■ **What to do**: Lines with "badge": pull these out of the listing below.

■ **Raw data**:

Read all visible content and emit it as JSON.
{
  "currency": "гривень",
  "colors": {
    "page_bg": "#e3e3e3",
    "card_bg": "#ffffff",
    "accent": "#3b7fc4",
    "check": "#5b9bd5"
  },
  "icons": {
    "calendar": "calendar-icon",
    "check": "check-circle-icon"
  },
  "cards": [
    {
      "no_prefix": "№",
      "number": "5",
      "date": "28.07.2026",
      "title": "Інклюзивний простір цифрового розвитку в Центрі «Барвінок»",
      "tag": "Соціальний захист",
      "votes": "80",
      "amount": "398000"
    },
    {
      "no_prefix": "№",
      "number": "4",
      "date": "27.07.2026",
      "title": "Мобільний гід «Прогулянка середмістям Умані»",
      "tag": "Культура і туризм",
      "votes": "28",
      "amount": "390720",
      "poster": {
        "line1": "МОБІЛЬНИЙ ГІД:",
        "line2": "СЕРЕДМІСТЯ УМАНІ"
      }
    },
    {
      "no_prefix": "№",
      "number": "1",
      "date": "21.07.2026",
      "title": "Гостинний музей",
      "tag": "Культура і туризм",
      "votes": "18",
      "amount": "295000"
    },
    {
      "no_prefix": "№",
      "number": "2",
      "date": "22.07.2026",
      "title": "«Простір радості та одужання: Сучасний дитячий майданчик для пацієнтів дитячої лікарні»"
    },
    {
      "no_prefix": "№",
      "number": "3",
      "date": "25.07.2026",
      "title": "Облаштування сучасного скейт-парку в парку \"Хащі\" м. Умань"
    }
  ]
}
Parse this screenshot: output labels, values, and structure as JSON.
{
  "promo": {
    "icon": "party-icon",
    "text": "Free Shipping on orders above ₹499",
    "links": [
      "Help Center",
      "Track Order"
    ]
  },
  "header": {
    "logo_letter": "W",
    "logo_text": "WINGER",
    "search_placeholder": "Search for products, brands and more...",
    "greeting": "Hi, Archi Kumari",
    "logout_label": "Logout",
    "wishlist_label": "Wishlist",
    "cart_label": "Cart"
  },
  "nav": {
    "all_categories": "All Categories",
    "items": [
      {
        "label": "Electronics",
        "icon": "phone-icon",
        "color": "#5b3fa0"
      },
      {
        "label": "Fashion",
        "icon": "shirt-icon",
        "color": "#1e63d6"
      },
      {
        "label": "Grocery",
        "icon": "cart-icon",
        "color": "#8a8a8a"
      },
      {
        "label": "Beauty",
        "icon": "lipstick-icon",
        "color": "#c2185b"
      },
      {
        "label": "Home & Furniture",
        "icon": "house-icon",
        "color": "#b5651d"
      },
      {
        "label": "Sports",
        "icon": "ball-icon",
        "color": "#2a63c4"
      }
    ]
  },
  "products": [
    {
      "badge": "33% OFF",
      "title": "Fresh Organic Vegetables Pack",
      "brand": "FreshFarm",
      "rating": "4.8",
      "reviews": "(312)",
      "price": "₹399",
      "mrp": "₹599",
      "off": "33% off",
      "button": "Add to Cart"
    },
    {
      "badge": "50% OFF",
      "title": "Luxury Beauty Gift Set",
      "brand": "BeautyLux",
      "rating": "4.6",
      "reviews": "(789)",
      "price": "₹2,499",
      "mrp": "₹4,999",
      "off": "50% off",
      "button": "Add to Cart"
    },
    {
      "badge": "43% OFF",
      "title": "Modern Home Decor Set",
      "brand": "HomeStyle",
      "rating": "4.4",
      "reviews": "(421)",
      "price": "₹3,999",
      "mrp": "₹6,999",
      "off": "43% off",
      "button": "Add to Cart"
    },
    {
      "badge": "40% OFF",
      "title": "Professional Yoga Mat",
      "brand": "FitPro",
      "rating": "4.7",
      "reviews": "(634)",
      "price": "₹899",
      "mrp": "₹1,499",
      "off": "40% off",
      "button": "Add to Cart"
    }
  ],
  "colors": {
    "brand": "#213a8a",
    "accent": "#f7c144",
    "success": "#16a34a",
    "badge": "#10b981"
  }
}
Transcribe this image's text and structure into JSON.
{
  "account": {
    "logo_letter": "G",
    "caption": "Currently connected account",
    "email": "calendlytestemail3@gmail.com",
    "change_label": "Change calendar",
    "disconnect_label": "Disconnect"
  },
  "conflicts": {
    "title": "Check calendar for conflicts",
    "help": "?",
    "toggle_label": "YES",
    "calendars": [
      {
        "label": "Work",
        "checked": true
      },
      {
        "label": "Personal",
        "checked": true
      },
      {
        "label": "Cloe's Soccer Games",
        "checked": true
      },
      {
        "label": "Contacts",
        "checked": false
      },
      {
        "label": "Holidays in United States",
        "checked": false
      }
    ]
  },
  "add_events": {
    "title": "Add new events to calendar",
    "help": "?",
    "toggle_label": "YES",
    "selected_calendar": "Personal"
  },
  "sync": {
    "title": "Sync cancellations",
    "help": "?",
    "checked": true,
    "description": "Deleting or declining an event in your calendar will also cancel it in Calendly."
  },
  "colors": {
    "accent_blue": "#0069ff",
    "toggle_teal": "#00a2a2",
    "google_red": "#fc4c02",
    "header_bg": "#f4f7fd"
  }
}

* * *

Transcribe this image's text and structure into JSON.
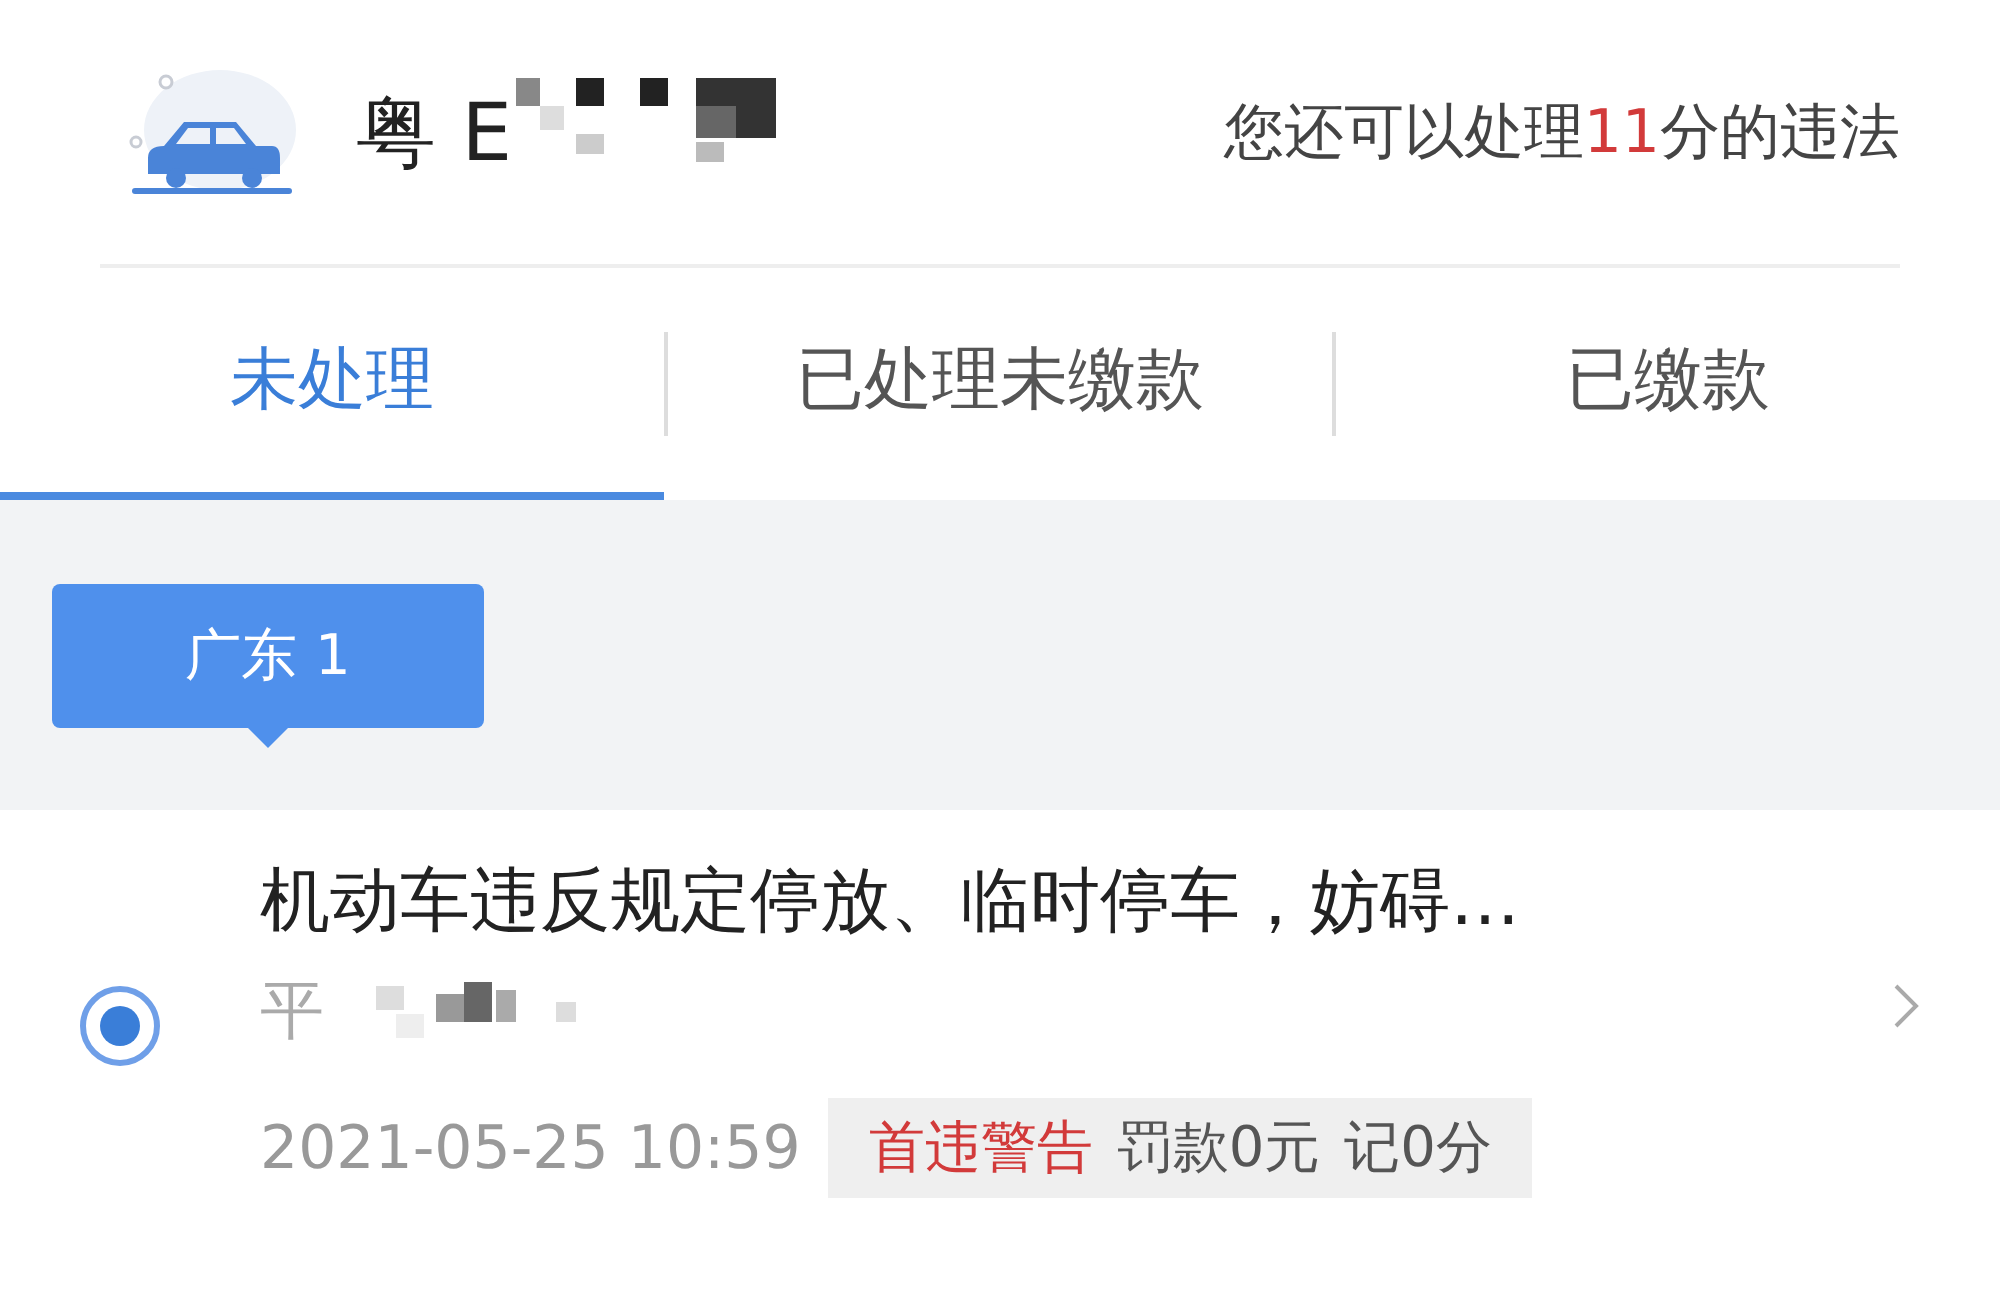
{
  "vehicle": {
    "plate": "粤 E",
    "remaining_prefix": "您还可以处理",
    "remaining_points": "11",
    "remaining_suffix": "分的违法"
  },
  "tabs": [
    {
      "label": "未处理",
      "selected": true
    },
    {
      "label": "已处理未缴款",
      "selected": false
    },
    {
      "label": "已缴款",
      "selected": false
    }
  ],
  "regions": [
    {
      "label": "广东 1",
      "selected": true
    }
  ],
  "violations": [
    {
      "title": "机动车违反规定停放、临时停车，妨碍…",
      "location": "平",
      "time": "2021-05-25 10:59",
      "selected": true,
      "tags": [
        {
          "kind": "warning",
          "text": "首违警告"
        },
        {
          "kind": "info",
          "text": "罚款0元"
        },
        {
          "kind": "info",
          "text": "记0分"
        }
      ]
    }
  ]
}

■ **Finished exercise**:
      "badge": "33% OFF",
      "badge": "50% OFF",
      "badge": "43% OFF",
      "badge": "40% OFF",
    "badge": "#10b981"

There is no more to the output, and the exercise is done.